Present calculation for sales tax to arrive at the final selling price
Calculation for duty under GST (assumption of the importer is also the retailer – 2 stage)
Importation stage (input GST) Retail stage (Output GST)
Note : The GST of 6% collected at the importer level is not considered as cost to the retailer since the importer can claim for rebate. This method also avoids the calculation of compounded GST. ID stands for import duty and ED stands for excise duty
Based on Table 1 and Table 2, at a Gross Profit of RM10,000 or approximately 40 per cent over the import value plus duty, there should be a small cost reduction from the six per cent GST implementation. (However, please take note, that the 40 per cent margin used does not reflect the standard margin added by the importer, distributor or retailer.

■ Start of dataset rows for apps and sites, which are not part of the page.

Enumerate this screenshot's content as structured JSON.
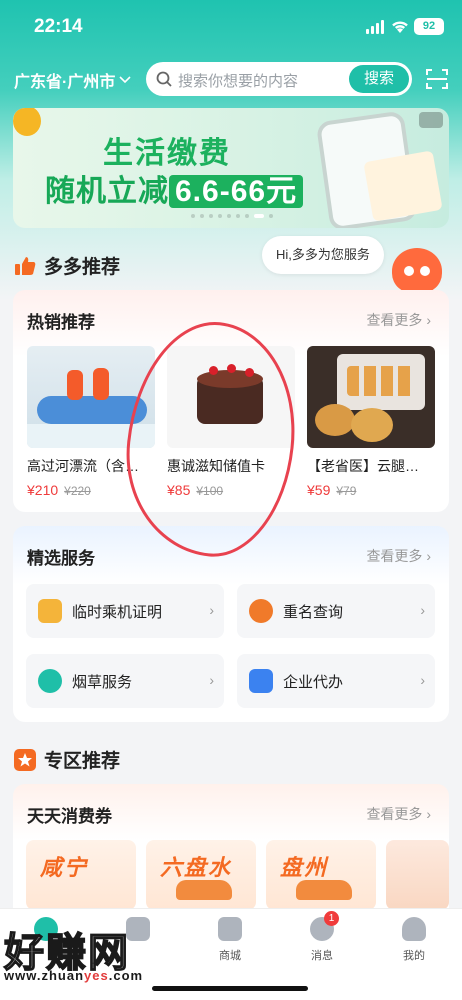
{
  "status": {
    "time": "22:14",
    "battery": "92"
  },
  "header": {
    "city": "广东省·广州市",
    "search_placeholder": "搜索你想要的内容",
    "search_button": "搜索"
  },
  "banner": {
    "line1": "生活缴费",
    "line2_prefix": "随机立减",
    "line2_amount": "6.6-66元"
  },
  "recommend": {
    "title": "多多推荐",
    "bubble": "Hi,多多为您服务"
  },
  "hot": {
    "title": "热销推荐",
    "more": "查看更多",
    "items": [
      {
        "name": "高过河漂流（含…",
        "price": "¥210",
        "old_price": "¥220"
      },
      {
        "name": "惠诚滋知储值卡",
        "price": "¥85",
        "old_price": "¥100"
      },
      {
        "name": "【老省医】云腿…",
        "price": "¥59",
        "old_price": "¥79"
      }
    ]
  },
  "services": {
    "title": "精选服务",
    "more": "查看更多",
    "items": [
      {
        "label": "临时乘机证明"
      },
      {
        "label": "重名查询"
      },
      {
        "label": "烟草服务"
      },
      {
        "label": "企业代办"
      }
    ]
  },
  "zone": {
    "title": "专区推荐"
  },
  "coupons": {
    "title": "天天消费券",
    "more": "查看更多",
    "items": [
      {
        "label": "咸宁"
      },
      {
        "label": "六盘水"
      },
      {
        "label": "盘州"
      }
    ]
  },
  "tabbar": {
    "items": [
      {
        "label": ""
      },
      {
        "label": ""
      },
      {
        "label": "商城"
      },
      {
        "label": "消息",
        "badge": "1"
      },
      {
        "label": "我的"
      }
    ]
  },
  "watermark": {
    "main": "好赚网",
    "url_prefix": "www.zhuan",
    "url_highlight": "yes",
    "url_suffix": ".com"
  }
}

Margin can be even negative for many reasons or at single digit.)
Calculation for duty under GST (Importer to dealer to end customer – 3 stages). Assuming importer gives RM2,000 margin to dealer.
Importer level Wholesale level Retail level

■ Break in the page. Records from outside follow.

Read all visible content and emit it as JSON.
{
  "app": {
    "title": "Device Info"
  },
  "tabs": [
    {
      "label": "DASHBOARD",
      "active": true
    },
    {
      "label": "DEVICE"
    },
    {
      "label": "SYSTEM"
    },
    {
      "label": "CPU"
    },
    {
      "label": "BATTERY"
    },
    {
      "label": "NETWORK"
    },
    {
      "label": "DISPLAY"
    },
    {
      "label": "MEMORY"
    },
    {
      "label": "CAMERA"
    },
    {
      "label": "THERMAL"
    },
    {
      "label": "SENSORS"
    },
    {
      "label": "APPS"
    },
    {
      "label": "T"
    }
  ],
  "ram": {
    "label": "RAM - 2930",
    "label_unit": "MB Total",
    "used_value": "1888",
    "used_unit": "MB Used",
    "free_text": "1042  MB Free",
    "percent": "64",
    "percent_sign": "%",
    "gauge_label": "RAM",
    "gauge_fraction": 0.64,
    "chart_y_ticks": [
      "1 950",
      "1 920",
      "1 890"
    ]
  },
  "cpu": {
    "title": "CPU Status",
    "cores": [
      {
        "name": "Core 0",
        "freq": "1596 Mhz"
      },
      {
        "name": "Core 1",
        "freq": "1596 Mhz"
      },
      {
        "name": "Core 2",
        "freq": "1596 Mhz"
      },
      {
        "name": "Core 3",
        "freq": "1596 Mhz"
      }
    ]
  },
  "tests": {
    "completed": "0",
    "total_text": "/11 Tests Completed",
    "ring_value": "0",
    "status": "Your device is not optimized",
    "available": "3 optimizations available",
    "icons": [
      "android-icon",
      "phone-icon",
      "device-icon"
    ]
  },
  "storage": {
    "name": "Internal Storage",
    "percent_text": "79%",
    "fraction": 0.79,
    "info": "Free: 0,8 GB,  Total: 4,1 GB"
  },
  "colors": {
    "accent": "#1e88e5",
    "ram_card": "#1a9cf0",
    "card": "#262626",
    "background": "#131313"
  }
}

The above table shows the GST calculated at three stages –import, wholesale and retail. The government will collect at every level but net of the collection from the preceding stage.
Total collection of GST:
Table 3 shows that, as long as the value been added through the whole chain remains the same, i.e. at RM10,000 Gross Profit (RM8,000 at wholesale level and RM2,000 at retail level), the GST to be paid remains the same. However if at retail level, the retailer decides to add additional profit or accessories, then the GST amount to be paid will increase.
Therefore, the most important cost factor with GST calculation is the value that has been added at every stage before the final price to the customers. The higher the value that is added to the vehicle, the higher the chances that cost will increase although the rate of GST is only six per cent.
Completely-Knocked-Down (CKD – local assembled) automotive vehicle
For the locally assembled vehicle, the tax rate and the tax calculation is different compared to the CBU vehicle. The import duty is calculated based on the import value of the components and to be paid immediately upon the clearance from the port. However the excise duty and the sales tax are calculated after all the value are added to the imported components to make a complete vehicle or in other words the excise duty and sales tax are calculated at the output level or at finished product level whereas the import duty is calculated at the input level. The government will determine the total value of the assembled vehicle based on the submission by the manufacturer. The excise duty and sales tax will then be calculated.
Since the excise duty and sales tax calculation has taken into account the value added components to the total cost, there is possibility of a small saving on the duty amount. However if the distributor decides to add accessories which increases the selling price, the GST will be imposed on higher selling price.
Will GST implementation reduce or increase the price of the vehicle?
The biggest components of tax are the import duty and excise duty. The GST is a small component of the duty at six per cent as compared to the excise duty of a minimum 75 per cent for passenger cars below 1,800cc. Chances are that most of the current prices will remain the same. If there is saving due to GST, it will be very minimal and the distributor will keep the margin to cover the investment in IT, consultation fee, and other extra cost to prepare for GST implementation, or to keep it for future promotional activity. Cost increasesdue to the GST will also be minimal, and possibly the importer or distributor will absorb the increase.
Why do the car companies say that they don’t know about the GST? They don’t want to show how much margin they provide for themselves.